Dataset rows describing interfaces:
§

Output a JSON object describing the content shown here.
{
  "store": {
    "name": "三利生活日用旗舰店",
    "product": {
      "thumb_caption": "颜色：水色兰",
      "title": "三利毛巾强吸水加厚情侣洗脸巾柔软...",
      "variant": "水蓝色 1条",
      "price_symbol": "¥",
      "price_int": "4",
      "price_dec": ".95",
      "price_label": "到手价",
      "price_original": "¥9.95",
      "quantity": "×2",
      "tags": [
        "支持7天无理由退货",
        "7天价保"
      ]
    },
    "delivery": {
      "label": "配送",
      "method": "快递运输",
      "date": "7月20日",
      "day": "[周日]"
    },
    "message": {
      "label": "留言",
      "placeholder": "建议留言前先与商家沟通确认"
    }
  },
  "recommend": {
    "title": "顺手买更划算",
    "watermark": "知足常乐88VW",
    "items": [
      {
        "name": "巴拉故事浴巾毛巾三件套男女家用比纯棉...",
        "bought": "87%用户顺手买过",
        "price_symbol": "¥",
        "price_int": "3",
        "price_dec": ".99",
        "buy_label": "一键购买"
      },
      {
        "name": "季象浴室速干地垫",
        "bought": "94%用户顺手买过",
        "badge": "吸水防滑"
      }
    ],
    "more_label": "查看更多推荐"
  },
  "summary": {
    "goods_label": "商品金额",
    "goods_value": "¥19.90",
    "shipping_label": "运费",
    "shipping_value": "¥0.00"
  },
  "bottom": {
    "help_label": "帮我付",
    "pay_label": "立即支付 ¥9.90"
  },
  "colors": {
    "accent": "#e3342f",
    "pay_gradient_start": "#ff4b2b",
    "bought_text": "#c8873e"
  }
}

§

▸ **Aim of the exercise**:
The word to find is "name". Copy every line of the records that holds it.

▸ **Solution**:
    "name": "三利生活日用旗舰店",
        "name": "巴拉故事浴巾毛巾三件套男女家用比纯棉...",
        "name": "季象浴室速干地垫",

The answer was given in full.